- Work to be completed
Read the listing below and copy out each line where the word "title" occurs.

────────────────────

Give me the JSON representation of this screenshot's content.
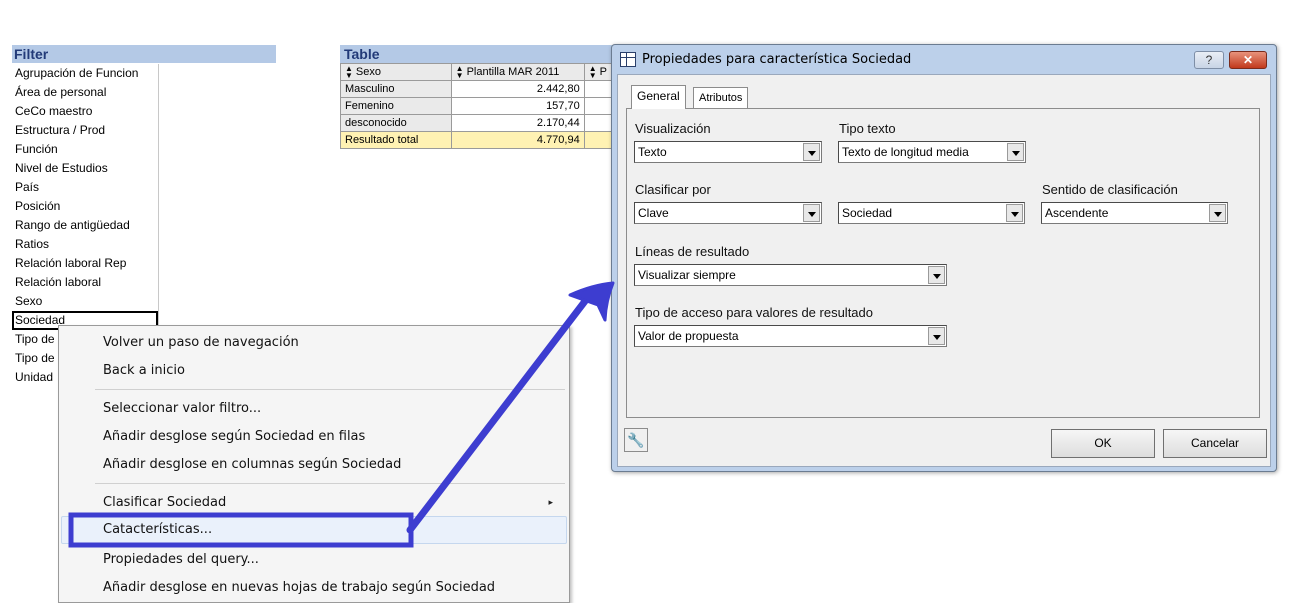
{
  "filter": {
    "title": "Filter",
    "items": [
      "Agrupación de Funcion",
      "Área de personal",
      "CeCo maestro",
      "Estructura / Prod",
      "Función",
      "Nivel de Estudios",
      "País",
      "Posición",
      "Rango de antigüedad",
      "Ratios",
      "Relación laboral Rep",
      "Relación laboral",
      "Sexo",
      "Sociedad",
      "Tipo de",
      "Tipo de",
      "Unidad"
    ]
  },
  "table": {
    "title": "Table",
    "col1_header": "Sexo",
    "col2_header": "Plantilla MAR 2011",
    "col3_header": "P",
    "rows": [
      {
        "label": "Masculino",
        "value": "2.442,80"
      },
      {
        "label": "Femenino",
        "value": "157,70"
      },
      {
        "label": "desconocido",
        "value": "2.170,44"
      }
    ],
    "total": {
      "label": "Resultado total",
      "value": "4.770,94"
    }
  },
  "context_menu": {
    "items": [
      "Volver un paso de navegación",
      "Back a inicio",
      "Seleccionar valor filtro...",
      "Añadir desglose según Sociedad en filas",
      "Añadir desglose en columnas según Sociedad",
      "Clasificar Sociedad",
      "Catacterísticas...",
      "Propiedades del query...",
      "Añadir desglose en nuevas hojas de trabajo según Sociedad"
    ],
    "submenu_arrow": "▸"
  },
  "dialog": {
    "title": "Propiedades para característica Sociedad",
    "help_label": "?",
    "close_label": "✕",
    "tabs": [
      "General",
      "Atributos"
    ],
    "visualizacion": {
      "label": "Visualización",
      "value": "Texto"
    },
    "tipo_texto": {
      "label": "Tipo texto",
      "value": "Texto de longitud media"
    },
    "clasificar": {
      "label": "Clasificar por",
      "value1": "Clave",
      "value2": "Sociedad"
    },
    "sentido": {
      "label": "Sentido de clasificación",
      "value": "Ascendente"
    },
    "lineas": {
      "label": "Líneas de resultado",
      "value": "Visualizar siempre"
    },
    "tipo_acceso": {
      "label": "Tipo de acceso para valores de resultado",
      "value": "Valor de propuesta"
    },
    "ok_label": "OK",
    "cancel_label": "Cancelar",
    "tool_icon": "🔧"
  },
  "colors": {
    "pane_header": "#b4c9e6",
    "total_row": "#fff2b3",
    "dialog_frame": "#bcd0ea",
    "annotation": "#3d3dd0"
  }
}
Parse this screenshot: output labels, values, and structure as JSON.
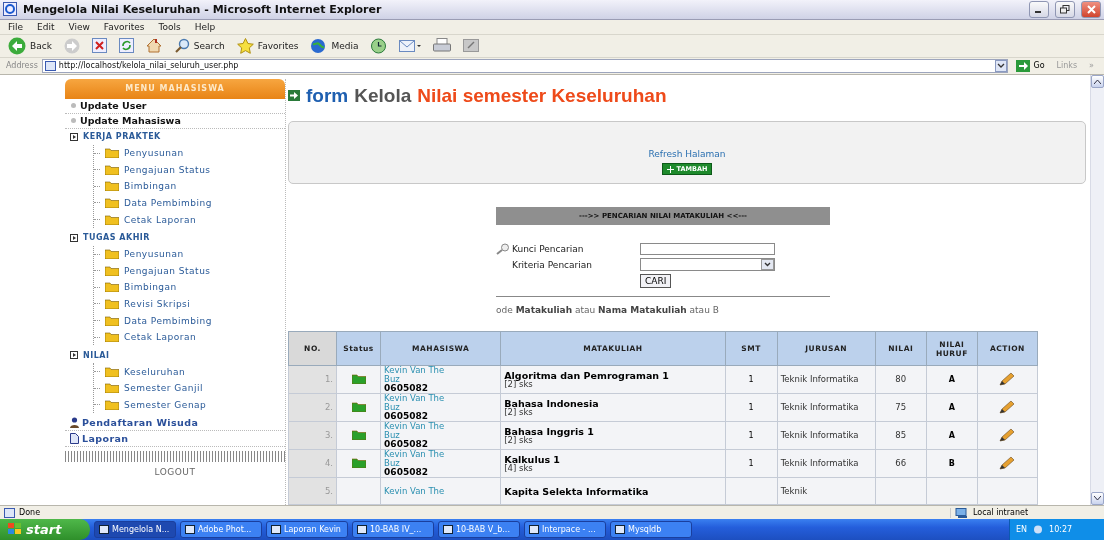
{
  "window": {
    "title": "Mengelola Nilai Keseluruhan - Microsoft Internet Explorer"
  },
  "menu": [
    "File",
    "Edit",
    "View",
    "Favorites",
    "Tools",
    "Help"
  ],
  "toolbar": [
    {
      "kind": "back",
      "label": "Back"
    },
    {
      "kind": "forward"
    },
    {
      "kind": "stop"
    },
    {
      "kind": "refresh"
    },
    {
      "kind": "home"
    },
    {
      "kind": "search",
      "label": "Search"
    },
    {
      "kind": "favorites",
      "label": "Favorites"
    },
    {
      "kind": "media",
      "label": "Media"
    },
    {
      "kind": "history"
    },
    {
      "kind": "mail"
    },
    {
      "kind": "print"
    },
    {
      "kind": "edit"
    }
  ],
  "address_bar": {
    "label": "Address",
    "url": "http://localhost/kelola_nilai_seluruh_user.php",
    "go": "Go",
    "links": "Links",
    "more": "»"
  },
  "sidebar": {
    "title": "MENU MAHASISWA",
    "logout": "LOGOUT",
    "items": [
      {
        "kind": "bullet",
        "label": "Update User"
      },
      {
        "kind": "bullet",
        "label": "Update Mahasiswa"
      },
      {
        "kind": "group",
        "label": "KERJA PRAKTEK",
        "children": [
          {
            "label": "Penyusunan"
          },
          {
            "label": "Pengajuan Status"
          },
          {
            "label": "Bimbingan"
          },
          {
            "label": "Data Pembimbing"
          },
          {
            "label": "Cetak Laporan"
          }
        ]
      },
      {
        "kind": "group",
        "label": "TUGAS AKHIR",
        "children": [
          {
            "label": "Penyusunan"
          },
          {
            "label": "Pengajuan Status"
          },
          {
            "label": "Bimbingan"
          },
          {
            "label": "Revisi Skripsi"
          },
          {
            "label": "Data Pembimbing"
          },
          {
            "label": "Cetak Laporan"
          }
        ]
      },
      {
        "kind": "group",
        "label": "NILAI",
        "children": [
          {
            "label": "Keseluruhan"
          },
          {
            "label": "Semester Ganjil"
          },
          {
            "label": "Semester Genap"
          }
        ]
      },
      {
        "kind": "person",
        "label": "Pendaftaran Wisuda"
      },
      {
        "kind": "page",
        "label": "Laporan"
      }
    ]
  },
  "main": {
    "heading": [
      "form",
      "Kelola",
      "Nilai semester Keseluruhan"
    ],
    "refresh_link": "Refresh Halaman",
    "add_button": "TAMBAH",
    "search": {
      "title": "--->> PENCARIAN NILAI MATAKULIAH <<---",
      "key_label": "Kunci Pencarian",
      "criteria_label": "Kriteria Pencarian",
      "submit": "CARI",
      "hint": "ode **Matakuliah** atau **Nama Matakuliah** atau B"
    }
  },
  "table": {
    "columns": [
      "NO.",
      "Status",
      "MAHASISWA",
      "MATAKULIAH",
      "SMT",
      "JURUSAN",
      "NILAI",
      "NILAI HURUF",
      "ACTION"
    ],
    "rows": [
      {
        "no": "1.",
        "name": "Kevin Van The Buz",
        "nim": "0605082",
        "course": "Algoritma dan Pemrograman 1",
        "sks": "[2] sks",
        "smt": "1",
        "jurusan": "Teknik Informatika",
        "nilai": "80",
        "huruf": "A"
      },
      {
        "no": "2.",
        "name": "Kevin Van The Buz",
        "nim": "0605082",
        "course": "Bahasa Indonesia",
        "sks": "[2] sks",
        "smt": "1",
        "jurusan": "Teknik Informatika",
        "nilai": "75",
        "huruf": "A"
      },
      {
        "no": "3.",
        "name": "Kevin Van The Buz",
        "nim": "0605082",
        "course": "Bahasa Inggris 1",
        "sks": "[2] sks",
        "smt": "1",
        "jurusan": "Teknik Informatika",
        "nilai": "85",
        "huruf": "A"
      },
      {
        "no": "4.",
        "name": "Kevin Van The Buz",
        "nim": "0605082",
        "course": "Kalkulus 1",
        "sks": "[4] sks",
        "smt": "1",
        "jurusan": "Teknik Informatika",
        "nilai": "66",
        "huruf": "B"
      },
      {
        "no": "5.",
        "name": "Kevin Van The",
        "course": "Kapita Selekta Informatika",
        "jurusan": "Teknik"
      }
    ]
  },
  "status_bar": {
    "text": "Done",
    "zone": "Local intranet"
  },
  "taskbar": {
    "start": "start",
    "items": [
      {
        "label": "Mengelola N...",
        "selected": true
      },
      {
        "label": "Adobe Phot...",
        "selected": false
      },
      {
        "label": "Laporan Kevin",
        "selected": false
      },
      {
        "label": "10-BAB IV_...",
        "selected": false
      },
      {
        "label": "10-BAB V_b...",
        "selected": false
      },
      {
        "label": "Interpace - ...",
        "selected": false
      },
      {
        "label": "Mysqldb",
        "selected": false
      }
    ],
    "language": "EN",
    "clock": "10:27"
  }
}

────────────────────

- Reply to the task
    "title": "Filter",
    "title": "Table",
    "title": "Propiedades para característica Sociedad",
    "title": "Mengelola Nilai Keseluruhan - Microsoft Internet Explorer"
    "title": "MENU MAHASISWA",
      "title": "--->> PENCARIAN NILAI MATAKULIAH <<---",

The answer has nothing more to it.